**What needs to be done:**
Copy out each line containing "date" from the entries below.

* * * *

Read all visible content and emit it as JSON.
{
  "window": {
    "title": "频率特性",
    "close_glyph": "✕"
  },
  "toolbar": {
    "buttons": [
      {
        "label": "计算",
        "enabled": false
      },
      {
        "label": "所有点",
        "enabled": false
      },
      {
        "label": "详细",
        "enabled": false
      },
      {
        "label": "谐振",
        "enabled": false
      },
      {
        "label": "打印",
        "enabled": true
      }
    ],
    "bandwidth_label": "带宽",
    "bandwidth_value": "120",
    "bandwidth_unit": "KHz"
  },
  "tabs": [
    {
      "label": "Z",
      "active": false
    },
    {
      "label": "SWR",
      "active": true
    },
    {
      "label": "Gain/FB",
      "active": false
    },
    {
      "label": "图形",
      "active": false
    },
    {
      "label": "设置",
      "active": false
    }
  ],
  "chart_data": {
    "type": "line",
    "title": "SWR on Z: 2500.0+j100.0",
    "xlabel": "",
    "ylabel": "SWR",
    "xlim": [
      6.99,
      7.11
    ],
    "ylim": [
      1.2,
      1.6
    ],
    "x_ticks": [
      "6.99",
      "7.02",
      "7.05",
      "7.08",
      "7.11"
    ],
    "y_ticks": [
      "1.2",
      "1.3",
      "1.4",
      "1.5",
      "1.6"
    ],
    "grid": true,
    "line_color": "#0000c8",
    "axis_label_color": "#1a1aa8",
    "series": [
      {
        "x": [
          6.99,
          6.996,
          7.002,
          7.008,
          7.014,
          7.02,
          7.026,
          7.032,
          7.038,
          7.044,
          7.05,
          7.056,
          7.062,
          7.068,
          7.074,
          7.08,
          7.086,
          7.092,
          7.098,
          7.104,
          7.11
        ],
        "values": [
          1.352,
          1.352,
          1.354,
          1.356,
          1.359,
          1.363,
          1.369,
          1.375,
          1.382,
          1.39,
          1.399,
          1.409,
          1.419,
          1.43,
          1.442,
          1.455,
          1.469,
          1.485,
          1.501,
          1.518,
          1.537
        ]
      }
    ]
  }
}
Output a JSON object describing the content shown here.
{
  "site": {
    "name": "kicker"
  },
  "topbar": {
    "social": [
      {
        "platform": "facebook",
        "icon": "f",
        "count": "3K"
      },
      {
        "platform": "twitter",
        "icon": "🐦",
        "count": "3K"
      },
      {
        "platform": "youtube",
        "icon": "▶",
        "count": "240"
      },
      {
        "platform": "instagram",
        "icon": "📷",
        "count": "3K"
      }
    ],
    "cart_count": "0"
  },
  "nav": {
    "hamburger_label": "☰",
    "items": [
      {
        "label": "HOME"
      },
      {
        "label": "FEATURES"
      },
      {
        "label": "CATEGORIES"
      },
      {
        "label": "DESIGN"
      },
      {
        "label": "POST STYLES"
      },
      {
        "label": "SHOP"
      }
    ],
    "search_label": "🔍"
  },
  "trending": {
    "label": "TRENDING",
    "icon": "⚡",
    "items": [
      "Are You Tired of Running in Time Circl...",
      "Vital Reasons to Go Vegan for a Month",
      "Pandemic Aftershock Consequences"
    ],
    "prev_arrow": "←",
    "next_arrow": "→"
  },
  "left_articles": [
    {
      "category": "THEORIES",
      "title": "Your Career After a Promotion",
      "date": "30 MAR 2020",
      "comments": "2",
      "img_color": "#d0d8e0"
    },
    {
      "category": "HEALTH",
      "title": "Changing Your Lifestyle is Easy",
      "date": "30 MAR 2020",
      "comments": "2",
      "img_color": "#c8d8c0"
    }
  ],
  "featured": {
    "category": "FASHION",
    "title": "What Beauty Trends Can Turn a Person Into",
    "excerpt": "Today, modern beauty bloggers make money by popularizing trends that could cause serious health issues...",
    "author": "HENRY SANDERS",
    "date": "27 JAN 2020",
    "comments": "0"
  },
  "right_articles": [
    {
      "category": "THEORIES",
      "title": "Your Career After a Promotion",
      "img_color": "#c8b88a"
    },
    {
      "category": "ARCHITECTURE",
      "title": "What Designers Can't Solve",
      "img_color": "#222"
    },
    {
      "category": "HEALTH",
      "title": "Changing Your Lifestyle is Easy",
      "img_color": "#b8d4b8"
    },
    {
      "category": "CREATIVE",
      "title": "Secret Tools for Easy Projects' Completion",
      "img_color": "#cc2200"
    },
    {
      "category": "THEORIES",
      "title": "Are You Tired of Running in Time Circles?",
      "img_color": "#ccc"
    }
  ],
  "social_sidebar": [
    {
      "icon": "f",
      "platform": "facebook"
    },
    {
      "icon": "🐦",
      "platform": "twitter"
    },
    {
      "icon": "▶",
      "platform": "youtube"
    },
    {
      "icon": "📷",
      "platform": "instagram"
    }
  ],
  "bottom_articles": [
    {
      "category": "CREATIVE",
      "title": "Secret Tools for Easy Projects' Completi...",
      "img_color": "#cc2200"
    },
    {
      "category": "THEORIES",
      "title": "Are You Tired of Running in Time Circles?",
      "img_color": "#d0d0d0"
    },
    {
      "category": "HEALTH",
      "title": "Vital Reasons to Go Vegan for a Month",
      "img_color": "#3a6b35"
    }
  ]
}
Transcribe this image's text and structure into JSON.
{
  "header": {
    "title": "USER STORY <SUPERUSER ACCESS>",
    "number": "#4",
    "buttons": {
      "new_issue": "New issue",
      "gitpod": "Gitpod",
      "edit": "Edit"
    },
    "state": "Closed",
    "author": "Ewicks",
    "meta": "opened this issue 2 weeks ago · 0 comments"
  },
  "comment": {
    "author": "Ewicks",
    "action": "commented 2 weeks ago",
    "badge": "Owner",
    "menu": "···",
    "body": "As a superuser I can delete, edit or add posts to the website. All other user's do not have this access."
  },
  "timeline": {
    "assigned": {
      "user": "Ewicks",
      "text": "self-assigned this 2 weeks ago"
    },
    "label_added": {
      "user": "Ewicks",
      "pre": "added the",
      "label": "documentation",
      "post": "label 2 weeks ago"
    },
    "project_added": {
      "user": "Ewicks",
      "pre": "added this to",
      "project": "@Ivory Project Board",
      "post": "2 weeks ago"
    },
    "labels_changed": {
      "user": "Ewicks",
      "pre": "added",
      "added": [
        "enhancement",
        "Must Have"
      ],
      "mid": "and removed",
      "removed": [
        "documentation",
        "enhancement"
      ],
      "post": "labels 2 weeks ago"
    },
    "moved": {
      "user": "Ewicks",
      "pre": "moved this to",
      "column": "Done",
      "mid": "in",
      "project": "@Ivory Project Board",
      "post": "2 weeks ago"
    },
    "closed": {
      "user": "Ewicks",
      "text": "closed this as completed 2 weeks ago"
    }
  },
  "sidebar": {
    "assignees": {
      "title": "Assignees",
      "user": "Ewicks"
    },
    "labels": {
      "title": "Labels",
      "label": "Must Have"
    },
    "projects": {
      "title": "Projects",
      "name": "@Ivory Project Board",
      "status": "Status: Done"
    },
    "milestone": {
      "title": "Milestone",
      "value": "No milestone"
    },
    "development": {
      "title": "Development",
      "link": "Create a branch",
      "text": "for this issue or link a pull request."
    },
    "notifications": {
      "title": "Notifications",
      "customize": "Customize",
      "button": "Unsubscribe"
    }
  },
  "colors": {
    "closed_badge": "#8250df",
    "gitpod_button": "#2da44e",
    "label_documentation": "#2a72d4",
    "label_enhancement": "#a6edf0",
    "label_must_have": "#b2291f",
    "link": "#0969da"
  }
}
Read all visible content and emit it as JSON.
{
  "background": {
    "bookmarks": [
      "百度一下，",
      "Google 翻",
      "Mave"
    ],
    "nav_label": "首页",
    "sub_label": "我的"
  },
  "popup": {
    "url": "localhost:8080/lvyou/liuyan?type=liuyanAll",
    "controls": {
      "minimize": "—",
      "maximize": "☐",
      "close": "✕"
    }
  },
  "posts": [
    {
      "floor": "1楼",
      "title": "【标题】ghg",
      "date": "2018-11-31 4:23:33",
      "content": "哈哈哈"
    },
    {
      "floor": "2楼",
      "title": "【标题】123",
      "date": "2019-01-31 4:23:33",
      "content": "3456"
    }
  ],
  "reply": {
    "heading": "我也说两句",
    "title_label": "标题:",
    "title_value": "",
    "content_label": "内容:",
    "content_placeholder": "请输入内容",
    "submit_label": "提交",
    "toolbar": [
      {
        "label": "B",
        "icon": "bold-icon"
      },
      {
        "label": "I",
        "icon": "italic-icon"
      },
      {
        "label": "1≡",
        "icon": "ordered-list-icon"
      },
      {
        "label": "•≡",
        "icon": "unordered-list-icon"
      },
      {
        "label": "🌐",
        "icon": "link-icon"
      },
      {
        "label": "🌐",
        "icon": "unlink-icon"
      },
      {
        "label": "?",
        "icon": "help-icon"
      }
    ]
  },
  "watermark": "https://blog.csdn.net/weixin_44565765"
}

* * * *

**Output:**
      "date": "30 MAR 2020",
      "date": "30 MAR 2020",
    "date": "27 JAN 2020",
      "date": "2018-11-31 4:23:33",
      "date": "2019-01-31 4:23:33",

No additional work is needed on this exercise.